Tuesday, November 18, 2014 : 11:30 AM - 11:50 AM

Sarah Oppenheimer, MPH , Evans School of Public Affairs, University of Washington, Seattle, WA
Sara Green, Doctoral Candidate, MSW , School of Social Work, University of Washington, Seattle, WA
Paula Nurius, PhD , School of Social Work, University of Washington, Seattle, WA
Introduction: Homelessness research has predominantly relied on shelter data and/or localized samples. While providing foundational insights into the social and health correlates of acute homelessness, this leaves critical gaps regarding homelessness in the general population--particularly problematic for understanding family homelessness, where shelter use is limited and varies by local policies. This paper helps fill this gap, with emphasis on characteristics and service needs of ever-homeless families within a representative state population. Methods/Results: Stratified random sampling based state survey (Behavioral Risk Factor Surveillance System--BRFSS) data (N=14,769) were used to contrast respondents with/without histories of homelessness and living with/without minor children. MANOVA tests revealed consistent and significant differences across these four groups: ever homeless parents reported least education, income, and social support, greatest adverse childhood experiences, unemployment and current food and medical care insecurity, and, relative to never homeless parents, higher health risk indictors (BMI, smoking, alcohol use, incarceration) and poorer physical and mental health. Multivariate regressions indicate that a history of homelessness is significantly associated with current economic hardship and worse mental health status, and, particularly among nonparents, participation in high-risk health behaviors. Furthermore, models demonstrate an ameliorative influence of protective factors such as social support and greater human capital, suggesting areas for prevention and intervention. Implications: These findings enlarge the picture of homelessness as a risk for subsequent individual and family health as well as economic precariousness, and emphasize the need for research addressing the unique precursors and implications of family homelessness. This evidence suggests that policies designed to end family homelessness should include service strategies to counter long-term consequences of homelessness. Moreover, this study argues the value of data sources such as BRFSS for obtaining more generalizable estimates on trends and consequences of family homelessness. 

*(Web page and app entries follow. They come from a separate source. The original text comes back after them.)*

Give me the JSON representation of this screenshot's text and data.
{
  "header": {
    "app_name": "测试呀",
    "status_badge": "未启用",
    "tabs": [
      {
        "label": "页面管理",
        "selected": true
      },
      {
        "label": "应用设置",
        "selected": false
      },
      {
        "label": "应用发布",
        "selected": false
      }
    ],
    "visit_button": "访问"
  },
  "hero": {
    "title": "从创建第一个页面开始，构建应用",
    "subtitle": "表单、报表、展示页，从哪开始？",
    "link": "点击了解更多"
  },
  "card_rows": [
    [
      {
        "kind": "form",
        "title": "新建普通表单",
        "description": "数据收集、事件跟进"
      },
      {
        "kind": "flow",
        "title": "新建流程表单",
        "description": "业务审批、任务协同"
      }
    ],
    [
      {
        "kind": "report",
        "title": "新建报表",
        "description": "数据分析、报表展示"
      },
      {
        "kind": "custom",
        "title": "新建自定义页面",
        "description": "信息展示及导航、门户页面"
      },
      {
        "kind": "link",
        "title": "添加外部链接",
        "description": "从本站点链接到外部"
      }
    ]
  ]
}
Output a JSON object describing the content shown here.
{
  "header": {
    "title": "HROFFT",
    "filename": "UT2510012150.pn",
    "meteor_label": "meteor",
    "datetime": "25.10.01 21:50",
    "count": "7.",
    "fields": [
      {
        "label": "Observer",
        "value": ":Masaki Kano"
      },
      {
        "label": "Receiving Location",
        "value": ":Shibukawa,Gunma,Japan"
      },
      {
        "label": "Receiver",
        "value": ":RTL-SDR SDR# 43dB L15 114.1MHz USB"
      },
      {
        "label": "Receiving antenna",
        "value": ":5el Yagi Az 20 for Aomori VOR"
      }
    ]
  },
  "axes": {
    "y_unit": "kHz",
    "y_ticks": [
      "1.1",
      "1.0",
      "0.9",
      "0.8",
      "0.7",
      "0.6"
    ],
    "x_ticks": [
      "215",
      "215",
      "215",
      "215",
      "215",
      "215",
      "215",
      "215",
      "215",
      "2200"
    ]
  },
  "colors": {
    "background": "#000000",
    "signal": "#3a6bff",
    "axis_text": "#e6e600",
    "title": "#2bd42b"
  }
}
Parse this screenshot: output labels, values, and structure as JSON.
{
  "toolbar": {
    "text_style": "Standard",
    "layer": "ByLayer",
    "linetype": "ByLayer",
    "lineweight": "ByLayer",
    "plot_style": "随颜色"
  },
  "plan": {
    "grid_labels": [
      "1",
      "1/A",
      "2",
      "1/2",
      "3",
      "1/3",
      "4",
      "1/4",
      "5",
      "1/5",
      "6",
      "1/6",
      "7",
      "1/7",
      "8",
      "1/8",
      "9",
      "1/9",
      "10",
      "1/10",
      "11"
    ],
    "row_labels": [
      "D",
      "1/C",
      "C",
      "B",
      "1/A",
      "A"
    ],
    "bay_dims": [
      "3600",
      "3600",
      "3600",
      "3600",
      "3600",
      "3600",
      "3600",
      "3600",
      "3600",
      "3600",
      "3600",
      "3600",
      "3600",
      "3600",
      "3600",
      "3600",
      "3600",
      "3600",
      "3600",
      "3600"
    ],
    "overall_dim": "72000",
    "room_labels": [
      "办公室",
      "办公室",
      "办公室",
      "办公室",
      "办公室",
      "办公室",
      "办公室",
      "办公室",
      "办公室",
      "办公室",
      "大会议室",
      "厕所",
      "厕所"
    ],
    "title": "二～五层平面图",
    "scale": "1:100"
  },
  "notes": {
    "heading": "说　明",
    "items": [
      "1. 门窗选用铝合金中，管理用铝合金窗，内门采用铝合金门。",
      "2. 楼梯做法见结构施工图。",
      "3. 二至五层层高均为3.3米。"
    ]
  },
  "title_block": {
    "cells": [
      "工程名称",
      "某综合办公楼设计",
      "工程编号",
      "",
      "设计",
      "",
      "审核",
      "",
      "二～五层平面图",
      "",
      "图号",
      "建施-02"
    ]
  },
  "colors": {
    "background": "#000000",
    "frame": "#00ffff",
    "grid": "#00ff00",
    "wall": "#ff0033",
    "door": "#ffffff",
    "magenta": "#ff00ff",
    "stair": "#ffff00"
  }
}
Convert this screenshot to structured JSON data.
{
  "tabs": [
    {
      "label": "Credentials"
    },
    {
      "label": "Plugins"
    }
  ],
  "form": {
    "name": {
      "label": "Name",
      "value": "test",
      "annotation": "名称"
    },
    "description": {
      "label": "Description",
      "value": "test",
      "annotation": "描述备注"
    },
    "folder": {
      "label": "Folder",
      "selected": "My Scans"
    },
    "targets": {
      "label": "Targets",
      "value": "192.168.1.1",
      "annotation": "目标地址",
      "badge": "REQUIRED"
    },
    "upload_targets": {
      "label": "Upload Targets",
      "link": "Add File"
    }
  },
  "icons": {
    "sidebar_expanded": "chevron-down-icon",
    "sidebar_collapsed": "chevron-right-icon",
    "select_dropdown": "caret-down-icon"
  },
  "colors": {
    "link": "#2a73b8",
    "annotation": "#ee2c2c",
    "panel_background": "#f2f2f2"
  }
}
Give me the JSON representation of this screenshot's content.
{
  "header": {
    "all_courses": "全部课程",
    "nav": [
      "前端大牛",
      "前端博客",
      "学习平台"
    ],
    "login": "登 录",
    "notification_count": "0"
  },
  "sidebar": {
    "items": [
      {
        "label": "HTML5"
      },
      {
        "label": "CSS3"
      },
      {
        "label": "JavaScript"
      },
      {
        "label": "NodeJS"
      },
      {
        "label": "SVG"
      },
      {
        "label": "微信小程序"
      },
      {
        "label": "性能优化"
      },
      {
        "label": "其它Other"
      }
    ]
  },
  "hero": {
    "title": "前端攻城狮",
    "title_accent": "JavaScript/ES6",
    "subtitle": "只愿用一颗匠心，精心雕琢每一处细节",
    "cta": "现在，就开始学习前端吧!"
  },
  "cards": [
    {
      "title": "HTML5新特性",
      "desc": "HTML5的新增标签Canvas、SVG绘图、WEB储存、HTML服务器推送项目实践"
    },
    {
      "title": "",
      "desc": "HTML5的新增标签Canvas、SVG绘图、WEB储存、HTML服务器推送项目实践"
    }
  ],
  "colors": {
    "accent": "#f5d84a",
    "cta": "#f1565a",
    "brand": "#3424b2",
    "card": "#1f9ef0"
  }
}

Learning Areas:

Public health or related public policy
Public health or related research
Social and behavioral sciences

Learning Objectives:
Describe adult homelessness prevalence in families with minor children and unaccompanied persons within a representative state population. Identify characteristics of ever-homeless parents and nonparents, and associations of adult homelessness with current economic hardship, health risk behaviors, and physical and mental health status in these two populations.

Keyword(s): Homelessness, Health Disparities/Inequities

Presenting author's disclosure statement:

Qualified on the content I am responsible for because: I have worked in homeless health research and services for over a decade. I participated in the conception writing, and analysis of the submitted article.
Any relevant financial relationships? No

I agree to comply with the American Public Health Association Conflict of Interest and Commercial Support Guidelines, and to disclose to the participants any off-label or experimental uses of a commercial product or service discussed in my presentation.